Task to complete: With "data" as the search word, show every line of the material that has it.
Information supplied START
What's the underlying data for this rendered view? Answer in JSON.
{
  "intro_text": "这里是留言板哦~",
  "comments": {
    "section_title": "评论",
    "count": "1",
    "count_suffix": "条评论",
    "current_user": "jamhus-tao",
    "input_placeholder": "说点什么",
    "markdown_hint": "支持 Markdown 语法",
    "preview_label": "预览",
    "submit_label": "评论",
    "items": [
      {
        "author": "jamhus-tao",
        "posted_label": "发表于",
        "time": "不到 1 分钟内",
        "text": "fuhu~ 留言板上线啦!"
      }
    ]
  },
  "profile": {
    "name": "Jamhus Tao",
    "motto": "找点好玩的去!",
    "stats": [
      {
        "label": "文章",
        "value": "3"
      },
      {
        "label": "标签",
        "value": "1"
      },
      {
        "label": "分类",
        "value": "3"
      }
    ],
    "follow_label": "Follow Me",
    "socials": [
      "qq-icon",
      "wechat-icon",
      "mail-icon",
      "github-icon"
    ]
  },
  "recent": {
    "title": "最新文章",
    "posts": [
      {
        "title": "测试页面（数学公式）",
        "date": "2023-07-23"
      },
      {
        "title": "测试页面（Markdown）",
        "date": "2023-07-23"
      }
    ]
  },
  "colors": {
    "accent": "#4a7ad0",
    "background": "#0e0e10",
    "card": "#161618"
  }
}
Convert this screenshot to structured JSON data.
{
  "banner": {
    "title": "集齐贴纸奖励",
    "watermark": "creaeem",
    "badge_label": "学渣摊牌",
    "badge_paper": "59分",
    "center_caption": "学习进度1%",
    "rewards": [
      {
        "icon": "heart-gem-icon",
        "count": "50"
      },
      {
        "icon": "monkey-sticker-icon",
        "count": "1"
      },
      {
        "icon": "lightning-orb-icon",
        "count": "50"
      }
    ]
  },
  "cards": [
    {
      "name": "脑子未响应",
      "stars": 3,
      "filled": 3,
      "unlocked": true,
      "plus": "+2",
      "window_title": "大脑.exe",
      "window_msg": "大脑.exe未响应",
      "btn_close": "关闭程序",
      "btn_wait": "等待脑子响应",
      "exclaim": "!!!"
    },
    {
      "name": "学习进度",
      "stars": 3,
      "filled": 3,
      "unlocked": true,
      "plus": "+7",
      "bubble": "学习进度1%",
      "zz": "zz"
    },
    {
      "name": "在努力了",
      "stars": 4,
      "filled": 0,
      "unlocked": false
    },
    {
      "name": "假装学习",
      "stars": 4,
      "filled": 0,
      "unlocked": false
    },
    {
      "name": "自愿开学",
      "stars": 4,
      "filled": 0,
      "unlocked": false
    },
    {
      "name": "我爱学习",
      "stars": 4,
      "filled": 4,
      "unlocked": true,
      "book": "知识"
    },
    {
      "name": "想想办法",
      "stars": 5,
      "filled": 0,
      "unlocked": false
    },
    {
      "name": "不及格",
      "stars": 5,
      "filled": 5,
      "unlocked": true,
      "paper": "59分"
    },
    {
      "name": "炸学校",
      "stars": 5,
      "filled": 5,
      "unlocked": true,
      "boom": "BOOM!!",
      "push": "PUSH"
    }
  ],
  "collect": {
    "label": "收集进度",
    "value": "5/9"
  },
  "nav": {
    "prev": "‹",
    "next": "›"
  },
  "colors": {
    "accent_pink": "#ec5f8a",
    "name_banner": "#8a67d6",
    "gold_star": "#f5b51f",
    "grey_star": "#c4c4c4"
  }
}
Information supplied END
Answer to this task:
What's the underlying data for this rendered view? Answer in JSON.
Convert this screenshot to structured JSON data.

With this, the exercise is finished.